App and web page records
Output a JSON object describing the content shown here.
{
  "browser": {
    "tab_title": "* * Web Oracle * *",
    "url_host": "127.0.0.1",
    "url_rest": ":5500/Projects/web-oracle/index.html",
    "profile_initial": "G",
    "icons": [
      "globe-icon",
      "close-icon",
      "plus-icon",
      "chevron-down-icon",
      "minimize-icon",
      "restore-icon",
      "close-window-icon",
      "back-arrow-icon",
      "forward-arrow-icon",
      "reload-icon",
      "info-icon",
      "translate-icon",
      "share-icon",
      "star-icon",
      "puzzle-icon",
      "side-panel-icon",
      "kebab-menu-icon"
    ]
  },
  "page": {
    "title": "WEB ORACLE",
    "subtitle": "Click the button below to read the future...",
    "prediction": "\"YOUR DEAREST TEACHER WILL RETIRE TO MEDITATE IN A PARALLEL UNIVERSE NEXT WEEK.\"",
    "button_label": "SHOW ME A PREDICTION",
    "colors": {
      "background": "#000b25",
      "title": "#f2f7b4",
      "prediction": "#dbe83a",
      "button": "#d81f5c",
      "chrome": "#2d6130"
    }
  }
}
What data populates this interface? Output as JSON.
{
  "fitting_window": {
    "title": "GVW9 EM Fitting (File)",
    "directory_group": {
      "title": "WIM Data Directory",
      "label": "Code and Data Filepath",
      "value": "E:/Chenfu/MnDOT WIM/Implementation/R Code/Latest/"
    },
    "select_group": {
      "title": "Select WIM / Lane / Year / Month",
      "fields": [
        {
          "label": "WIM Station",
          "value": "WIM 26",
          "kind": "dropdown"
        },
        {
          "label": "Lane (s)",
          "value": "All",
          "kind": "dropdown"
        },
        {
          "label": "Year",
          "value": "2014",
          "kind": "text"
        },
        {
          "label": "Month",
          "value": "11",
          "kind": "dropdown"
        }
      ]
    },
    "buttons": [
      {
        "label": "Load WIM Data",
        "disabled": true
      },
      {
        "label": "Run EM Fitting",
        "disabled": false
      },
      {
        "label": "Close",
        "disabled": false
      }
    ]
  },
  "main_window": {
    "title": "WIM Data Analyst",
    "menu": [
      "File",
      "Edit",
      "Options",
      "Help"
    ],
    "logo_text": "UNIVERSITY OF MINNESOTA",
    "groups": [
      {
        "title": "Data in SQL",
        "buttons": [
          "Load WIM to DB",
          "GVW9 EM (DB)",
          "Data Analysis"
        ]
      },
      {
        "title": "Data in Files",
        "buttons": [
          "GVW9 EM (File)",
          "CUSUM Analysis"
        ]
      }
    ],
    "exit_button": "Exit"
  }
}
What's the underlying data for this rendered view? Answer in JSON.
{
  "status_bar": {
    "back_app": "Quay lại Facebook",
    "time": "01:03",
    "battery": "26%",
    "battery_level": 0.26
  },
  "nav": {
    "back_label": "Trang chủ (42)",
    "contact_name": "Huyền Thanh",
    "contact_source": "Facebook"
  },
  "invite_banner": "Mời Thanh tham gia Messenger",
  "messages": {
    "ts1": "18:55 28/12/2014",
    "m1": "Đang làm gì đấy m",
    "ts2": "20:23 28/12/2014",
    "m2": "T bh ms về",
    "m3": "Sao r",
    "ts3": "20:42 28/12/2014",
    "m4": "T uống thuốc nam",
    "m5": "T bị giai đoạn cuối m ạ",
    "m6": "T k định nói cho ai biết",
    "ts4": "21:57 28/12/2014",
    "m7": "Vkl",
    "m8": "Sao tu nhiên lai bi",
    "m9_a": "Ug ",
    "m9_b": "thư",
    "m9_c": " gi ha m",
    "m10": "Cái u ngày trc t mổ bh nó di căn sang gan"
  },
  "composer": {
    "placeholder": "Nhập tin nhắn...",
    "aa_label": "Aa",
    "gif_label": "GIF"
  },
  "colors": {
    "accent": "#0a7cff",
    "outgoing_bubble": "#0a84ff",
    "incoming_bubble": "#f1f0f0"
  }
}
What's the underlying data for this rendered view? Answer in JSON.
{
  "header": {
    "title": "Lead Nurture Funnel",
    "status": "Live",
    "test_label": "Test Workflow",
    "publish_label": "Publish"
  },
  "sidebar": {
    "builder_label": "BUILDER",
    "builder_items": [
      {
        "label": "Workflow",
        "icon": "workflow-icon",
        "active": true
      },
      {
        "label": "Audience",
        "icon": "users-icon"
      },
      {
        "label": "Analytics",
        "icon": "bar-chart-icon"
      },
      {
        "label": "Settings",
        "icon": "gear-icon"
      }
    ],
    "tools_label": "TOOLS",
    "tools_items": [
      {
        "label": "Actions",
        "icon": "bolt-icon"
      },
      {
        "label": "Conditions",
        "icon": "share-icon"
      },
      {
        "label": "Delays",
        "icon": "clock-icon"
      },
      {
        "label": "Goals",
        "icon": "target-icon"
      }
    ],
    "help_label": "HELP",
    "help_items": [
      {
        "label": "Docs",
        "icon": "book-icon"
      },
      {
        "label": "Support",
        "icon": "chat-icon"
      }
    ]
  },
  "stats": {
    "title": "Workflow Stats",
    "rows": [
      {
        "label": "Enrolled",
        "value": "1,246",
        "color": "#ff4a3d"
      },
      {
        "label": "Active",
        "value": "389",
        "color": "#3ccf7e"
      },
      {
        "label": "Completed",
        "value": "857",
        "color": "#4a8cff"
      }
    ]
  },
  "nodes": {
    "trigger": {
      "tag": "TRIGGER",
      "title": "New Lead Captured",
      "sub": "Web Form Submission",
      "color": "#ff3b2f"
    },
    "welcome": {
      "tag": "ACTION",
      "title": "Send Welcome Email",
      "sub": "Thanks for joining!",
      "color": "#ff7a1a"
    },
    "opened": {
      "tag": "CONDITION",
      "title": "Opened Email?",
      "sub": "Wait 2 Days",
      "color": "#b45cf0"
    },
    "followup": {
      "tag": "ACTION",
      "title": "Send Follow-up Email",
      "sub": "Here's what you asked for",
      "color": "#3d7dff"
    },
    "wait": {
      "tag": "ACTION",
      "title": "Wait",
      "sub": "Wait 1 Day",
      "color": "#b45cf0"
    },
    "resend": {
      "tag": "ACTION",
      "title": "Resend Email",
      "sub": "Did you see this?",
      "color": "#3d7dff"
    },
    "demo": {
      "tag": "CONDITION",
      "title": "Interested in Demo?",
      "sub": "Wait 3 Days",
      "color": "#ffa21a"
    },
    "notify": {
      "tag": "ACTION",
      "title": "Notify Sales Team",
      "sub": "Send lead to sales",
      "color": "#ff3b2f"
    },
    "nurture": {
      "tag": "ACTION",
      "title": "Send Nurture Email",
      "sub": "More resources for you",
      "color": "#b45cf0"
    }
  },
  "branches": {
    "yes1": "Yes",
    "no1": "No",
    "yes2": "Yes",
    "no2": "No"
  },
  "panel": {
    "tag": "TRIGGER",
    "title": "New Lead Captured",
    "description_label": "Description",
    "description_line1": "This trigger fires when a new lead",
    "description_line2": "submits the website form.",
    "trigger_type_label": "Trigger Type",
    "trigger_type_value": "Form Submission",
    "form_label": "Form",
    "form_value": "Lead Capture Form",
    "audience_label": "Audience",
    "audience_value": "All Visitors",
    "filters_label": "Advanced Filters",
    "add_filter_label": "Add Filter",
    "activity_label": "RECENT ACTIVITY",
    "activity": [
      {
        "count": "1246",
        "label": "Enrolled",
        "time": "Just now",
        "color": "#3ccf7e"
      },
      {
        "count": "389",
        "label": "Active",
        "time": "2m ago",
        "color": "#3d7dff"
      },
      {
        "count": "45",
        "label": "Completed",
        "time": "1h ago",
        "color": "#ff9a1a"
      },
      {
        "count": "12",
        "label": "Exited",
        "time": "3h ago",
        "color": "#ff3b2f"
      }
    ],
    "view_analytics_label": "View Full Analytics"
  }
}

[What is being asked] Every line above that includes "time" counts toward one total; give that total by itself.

[Output for this task] 5